PITTSBURGH – Dozens of bomb threats at the University of Pittsburgh over the past two months have students on edge and show no sign of stopping soon.
The threats began in mid-February, at first targeting a landmark building at the center of campus. But in recent weeks numerous buildings have been threatened. Four threats had been made by mid-afternoon Monday, starting at about 4 a.m.
"It wasn't really until probably a few days ago that this started to affect me, as far as my feelings of security," said Dawn Diehl, who's studying for a master's degree in library science. "So now, it's pretty alarming. We've never had an experience like this. I kind of have that feeling like, where's this going to end?"
Diehl was surprised Monday to find all but one door to the main library locked and everyone's bags being searched.
Under new security measures, students and faculty will need a school ID to get into buildings. Non-residents won't be permitted in dormitories, and a $50,000 reward is being offered for information.
Brian Graham, a fifth-year chemistry student, said the threats began as being written on walls in buildings, and he hoped security would be able to catch the perpetrator. But then threats started arriving by email.
"I think it's a little bit more nerve-racking," Graham said of the latest wave. "I have to either stay later or come in different hours. I would be about to leave home, and then there'd be a bomb threat."

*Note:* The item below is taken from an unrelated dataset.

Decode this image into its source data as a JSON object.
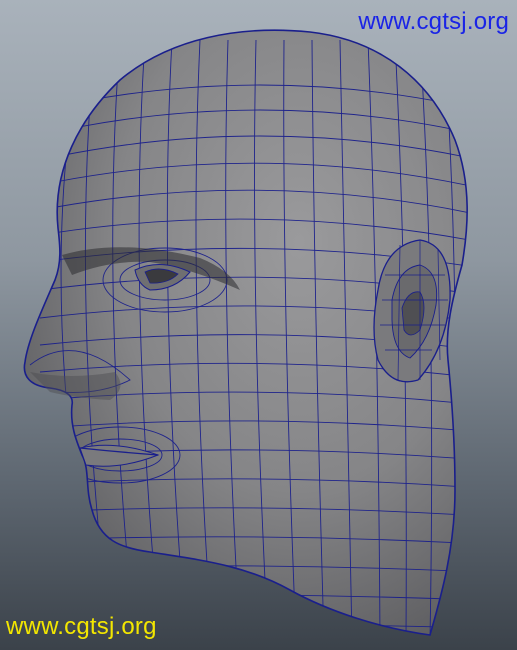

The threats have caused some professors to move classes outdoors or offer them online and have led some students to stay off-campus. The university, located a few miles from downtown Pittsburgh, has about 3,800 full-time faculty members who serve 34,000 students.
The university is urging faculty to make arrangements for students to make up classes or exams missed because of evacuations, but it says there are no plans to end the semester early.
No bombs have been found and nobody has been injured, and police say the building evacuations will continue. There have been a total of about 25 threats targeting numerous buildings, with some of those threatened multiple times.
U.S. Attorney David Hickton in Pittsburgh issued a statement Friday commending Pitt's response and confirming the threats "are being vigorously, aggressively and thoroughly investigated through every possible mean" by the region's Joint Terrorism Task Force, which includes the campus police and FBI.